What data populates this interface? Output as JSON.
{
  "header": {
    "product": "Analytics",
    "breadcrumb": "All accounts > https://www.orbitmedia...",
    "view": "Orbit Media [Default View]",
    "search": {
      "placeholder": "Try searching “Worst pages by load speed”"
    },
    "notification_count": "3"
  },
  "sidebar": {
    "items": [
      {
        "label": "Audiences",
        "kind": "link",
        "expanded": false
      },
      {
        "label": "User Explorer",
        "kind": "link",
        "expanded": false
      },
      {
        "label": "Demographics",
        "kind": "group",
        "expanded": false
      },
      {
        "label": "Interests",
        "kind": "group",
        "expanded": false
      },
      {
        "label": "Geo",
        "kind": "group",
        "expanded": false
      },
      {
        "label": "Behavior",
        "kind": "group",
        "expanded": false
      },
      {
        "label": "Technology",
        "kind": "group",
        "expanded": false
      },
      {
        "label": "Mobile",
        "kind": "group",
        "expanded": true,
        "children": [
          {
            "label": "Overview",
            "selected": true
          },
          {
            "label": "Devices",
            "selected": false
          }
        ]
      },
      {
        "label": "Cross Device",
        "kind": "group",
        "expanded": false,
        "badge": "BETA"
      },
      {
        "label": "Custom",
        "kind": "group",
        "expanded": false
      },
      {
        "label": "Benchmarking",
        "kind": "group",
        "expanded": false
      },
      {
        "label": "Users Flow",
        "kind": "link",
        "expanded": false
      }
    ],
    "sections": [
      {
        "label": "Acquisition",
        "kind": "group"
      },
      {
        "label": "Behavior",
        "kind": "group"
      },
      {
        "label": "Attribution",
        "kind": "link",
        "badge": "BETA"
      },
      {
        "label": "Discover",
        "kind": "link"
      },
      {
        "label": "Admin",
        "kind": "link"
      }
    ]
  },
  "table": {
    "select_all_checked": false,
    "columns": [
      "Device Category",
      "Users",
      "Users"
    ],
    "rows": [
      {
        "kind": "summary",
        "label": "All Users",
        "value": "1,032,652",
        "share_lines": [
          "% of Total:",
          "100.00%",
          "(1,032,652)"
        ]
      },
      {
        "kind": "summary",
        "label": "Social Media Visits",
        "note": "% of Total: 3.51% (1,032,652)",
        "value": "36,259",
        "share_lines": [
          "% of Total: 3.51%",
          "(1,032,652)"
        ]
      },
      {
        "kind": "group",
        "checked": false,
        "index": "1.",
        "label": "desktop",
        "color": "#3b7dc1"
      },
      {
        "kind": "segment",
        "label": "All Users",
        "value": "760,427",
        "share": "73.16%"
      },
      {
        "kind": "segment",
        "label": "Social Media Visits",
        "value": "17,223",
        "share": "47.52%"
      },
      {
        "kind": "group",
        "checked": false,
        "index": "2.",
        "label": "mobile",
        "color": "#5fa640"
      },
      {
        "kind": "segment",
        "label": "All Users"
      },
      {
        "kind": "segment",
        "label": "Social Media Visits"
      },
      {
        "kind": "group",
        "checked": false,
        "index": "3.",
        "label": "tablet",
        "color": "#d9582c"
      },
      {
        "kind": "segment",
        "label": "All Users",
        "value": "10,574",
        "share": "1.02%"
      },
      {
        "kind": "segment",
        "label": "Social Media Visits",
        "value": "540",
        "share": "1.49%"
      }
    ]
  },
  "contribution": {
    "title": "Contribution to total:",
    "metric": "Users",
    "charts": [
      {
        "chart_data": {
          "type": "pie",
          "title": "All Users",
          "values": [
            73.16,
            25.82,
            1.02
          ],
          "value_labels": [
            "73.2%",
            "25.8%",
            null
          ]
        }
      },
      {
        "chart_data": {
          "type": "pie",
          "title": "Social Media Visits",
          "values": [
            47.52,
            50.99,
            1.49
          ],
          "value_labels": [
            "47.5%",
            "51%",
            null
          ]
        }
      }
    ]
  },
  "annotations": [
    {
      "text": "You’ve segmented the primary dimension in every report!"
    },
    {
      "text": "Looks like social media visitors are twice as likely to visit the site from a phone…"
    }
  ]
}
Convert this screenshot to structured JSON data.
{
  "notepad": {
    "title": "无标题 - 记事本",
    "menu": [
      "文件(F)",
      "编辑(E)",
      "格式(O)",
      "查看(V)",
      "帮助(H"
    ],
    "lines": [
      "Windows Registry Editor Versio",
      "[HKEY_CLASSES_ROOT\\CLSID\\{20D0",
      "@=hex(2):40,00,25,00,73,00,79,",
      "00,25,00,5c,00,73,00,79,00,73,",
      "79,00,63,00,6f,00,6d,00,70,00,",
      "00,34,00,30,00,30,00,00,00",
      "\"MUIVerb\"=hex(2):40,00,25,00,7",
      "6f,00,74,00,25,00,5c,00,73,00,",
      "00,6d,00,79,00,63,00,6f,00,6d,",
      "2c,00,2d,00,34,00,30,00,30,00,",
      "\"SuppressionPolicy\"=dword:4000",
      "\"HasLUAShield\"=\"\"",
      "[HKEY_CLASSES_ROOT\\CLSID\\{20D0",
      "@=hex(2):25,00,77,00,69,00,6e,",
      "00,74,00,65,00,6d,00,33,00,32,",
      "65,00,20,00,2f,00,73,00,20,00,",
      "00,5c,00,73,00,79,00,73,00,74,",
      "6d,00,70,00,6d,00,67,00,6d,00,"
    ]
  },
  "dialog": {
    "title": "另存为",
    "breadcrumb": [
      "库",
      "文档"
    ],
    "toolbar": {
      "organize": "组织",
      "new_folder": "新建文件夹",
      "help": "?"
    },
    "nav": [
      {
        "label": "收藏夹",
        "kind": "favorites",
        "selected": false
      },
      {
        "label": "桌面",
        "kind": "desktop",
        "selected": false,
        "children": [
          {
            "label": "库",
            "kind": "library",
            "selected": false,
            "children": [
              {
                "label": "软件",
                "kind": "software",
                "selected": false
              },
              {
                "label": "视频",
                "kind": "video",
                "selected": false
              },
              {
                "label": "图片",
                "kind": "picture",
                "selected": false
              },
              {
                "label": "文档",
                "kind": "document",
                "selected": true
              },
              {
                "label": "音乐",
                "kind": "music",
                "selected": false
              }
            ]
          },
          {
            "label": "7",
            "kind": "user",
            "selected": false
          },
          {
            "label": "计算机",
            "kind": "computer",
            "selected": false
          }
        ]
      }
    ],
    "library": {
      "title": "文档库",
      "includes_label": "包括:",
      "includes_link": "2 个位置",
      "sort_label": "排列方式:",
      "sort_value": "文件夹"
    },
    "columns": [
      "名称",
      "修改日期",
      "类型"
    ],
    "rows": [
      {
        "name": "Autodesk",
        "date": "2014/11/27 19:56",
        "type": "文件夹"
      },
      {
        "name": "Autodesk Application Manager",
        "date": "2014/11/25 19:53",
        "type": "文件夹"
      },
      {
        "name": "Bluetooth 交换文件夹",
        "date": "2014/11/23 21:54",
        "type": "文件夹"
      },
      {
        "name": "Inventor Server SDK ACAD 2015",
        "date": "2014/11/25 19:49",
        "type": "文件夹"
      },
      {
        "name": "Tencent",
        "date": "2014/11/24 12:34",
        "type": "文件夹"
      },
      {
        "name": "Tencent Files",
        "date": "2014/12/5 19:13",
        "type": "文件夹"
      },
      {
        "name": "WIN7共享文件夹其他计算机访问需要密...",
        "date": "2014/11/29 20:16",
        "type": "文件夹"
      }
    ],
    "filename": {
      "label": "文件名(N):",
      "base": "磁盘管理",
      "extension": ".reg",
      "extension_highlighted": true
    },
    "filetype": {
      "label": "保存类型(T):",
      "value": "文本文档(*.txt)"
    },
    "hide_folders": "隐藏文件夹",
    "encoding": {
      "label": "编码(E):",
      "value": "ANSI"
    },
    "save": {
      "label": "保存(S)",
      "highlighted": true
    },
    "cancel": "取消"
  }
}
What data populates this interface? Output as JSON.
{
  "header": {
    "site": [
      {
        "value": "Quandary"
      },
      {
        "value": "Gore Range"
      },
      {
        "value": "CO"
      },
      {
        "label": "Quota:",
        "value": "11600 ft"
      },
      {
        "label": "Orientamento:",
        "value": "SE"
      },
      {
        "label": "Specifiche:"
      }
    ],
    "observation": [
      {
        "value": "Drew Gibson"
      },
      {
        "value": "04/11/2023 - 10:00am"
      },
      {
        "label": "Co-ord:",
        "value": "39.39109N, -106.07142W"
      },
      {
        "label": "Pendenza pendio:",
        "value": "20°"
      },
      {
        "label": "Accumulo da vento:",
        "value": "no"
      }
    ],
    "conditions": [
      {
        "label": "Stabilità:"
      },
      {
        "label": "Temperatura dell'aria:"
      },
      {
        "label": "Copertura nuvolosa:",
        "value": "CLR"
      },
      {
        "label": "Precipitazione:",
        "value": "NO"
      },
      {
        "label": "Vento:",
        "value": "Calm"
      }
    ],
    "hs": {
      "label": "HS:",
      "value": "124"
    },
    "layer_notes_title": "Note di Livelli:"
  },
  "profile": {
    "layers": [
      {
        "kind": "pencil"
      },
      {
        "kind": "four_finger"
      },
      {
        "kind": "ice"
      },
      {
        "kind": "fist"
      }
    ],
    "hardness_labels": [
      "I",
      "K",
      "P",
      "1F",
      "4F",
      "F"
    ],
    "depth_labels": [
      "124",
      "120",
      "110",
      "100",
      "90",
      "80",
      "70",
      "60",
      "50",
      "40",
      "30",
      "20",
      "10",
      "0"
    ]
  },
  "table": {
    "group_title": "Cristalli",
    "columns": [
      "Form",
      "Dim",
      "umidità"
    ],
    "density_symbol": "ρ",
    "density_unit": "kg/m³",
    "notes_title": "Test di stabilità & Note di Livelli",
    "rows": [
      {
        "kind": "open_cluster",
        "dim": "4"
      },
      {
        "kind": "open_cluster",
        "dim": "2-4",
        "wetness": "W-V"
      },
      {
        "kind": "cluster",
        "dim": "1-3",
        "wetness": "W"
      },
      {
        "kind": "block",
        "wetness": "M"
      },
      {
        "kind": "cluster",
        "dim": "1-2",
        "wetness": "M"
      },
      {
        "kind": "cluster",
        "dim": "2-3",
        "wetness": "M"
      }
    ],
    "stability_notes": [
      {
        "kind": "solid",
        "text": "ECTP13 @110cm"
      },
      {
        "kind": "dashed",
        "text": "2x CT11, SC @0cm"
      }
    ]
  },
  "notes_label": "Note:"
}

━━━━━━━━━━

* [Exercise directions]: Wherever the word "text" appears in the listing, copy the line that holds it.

* [Response below]:
      "text": "You’ve segmented the primary dimension in every report!"
      "text": "Looks like social media visitors are twice as likely to visit the site from a phone…"
        "text": "ECTP13 @110cm"
        "text": "2x CT11, SC @0cm"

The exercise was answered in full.